Records from a collection:
Content starts

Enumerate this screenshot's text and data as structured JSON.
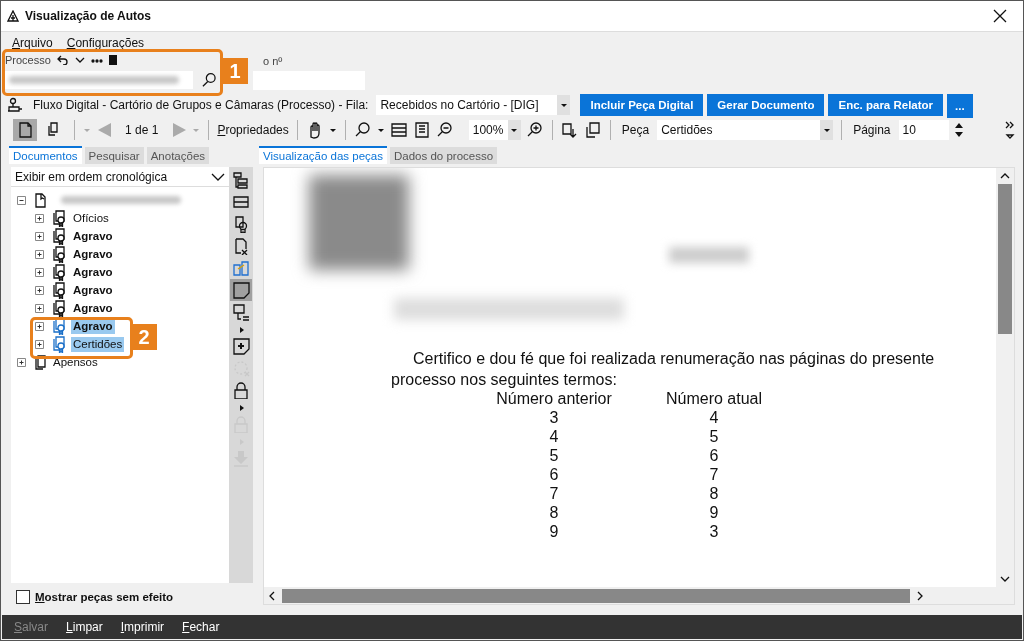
{
  "window": {
    "title": "Visualização de Autos"
  },
  "menu": [
    {
      "label": "Arquivo"
    },
    {
      "label": "Configurações"
    }
  ],
  "process": {
    "label": "Processo",
    "number_label": "o nº"
  },
  "flow": {
    "text": "Fluxo Digital - Cartório de Grupos e Câmaras (Processo) - Fila:",
    "queue": "Recebidos no Cartório - [DIG]",
    "buttons": [
      "Incluir Peça Digital",
      "Gerar Documento",
      "Enc. para Relator",
      "..."
    ]
  },
  "toolbar": {
    "page_indicator": "1 de 1",
    "properties": "Propriedades",
    "zoom": "100%",
    "piece_label": "Peça",
    "piece": "Certidões",
    "page_label": "Página",
    "page": "10"
  },
  "left_tabs": [
    {
      "label": "Documentos",
      "selected": true
    },
    {
      "label": "Pesquisar",
      "selected": false
    },
    {
      "label": "Anotações",
      "selected": false
    }
  ],
  "order_select": "Exibir em ordem cronológica",
  "tree": [
    {
      "kind": "volume",
      "expanded": true,
      "children": [
        {
          "label": "Ofícios",
          "bold": false,
          "selected": false,
          "expanded": false
        },
        {
          "label": "Agravo",
          "bold": true,
          "selected": false,
          "expanded": false
        },
        {
          "label": "Agravo",
          "bold": true,
          "selected": false,
          "expanded": false
        },
        {
          "label": "Agravo",
          "bold": true,
          "selected": false,
          "expanded": false
        },
        {
          "label": "Agravo",
          "bold": true,
          "selected": false,
          "expanded": false
        },
        {
          "label": "Agravo",
          "bold": true,
          "selected": false,
          "expanded": false
        },
        {
          "label": "Agravo",
          "bold": true,
          "selected": true,
          "expanded": false
        },
        {
          "label": "Certidões",
          "bold": false,
          "selected": true,
          "expanded": false
        }
      ]
    },
    {
      "kind": "apensos",
      "label": "Apensos",
      "expanded": false
    }
  ],
  "side_tools": [
    {
      "kind": "tree",
      "pressed": false,
      "disabled": false
    },
    {
      "kind": "split",
      "pressed": false,
      "disabled": false
    },
    {
      "kind": "cert",
      "pressed": false,
      "disabled": false
    },
    {
      "kind": "remove",
      "pressed": false,
      "disabled": false
    },
    {
      "kind": "compare",
      "pressed": false,
      "disabled": false
    },
    {
      "kind": "note",
      "pressed": true,
      "disabled": false
    },
    {
      "kind": "notelist",
      "pressed": false,
      "disabled": false
    },
    {
      "kind": "caret",
      "pressed": false,
      "disabled": false
    },
    {
      "kind": "noteadd",
      "pressed": false,
      "disabled": false
    },
    {
      "kind": "spinner",
      "pressed": false,
      "disabled": true
    },
    {
      "kind": "lock",
      "pressed": false,
      "disabled": false
    },
    {
      "kind": "caret",
      "pressed": false,
      "disabled": false
    },
    {
      "kind": "lock",
      "pressed": false,
      "disabled": true
    },
    {
      "kind": "caret",
      "pressed": false,
      "disabled": true
    },
    {
      "kind": "download",
      "pressed": false,
      "disabled": true
    }
  ],
  "show_void": {
    "label": "Mostrar peças sem efeito",
    "checked": false
  },
  "right_tabs": [
    {
      "label": "Visualização das peças",
      "selected": true
    },
    {
      "label": "Dados do processo",
      "selected": false
    }
  ],
  "document": {
    "paragraph": "Certifico e dou fé que foi realizada renumeração nas páginas do presente processo nos seguintes termos:",
    "columns": [
      "Número anterior",
      "Número atual"
    ],
    "rows": [
      [
        "3",
        "4"
      ],
      [
        "4",
        "5"
      ],
      [
        "5",
        "6"
      ],
      [
        "6",
        "7"
      ],
      [
        "7",
        "8"
      ],
      [
        "8",
        "9"
      ],
      [
        "9",
        "3"
      ]
    ]
  },
  "footer": [
    {
      "label": "Salvar",
      "disabled": true
    },
    {
      "label": "Limpar",
      "disabled": false
    },
    {
      "label": "Imprimir",
      "disabled": false
    },
    {
      "label": "Fechar",
      "disabled": false
    }
  ],
  "callouts": [
    {
      "label": "1"
    },
    {
      "label": "2"
    }
  ]
}
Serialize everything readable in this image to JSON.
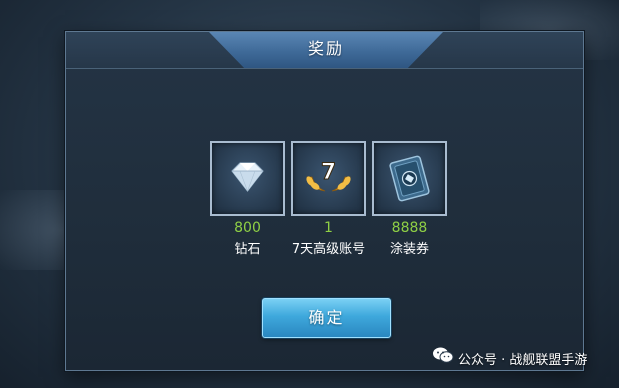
{
  "dialog": {
    "title": "奖励",
    "rewards": [
      {
        "quantity": "800",
        "name": "钻石",
        "icon": "diamond-icon"
      },
      {
        "quantity": "1",
        "name": "7天高级账号",
        "icon": "premium-7-days-icon",
        "badge": "7"
      },
      {
        "quantity": "8888",
        "name": "涂装券",
        "icon": "camouflage-ticket-icon"
      }
    ],
    "confirm_label": "确定"
  },
  "watermark": {
    "text": "公众号 · 战舰联盟手游",
    "icon": "wechat-icon"
  },
  "colors": {
    "quantity_green": "#8fd045",
    "title_tab_blue": "#4a78a8",
    "button_blue": "#3ea8dc"
  }
}
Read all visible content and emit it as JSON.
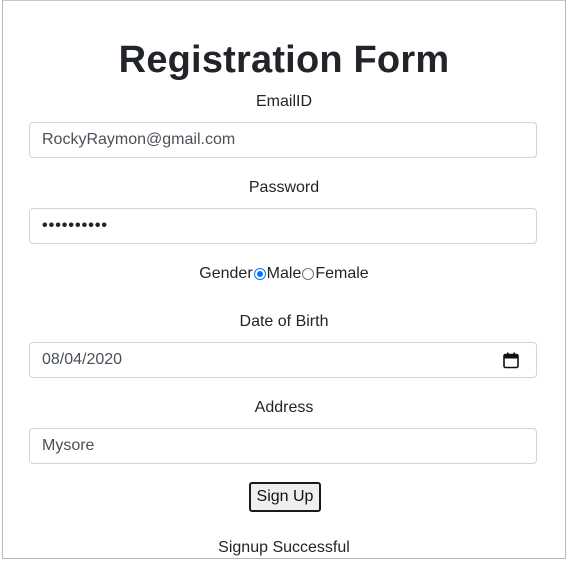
{
  "form": {
    "title": "Registration Form",
    "email": {
      "label": "EmailID",
      "value": "RockyRaymon@gmail.com"
    },
    "password": {
      "label": "Password",
      "masked_value": "••••••••••"
    },
    "gender": {
      "label": "Gender",
      "options": [
        {
          "label": "Male",
          "checked": true
        },
        {
          "label": "Female",
          "checked": false
        }
      ]
    },
    "dob": {
      "label": "Date of Birth",
      "value": "08/04/2020",
      "icon": "calendar-icon"
    },
    "address": {
      "label": "Address",
      "value": "Mysore"
    },
    "submit_label": "Sign Up",
    "status_message": "Signup Successful"
  },
  "colors": {
    "accent": "#0075ff",
    "border": "#ced4da",
    "text": "#212529"
  }
}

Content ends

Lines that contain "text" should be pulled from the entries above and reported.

Enumerate this screenshot's text and data as structured JSON.
    "text": "Fluxo Digital - Cartório de Grupos e Câmaras (Processo) - Fila:",
    "text": "公众号 · 战舰联盟手游",
    "text": "#212529"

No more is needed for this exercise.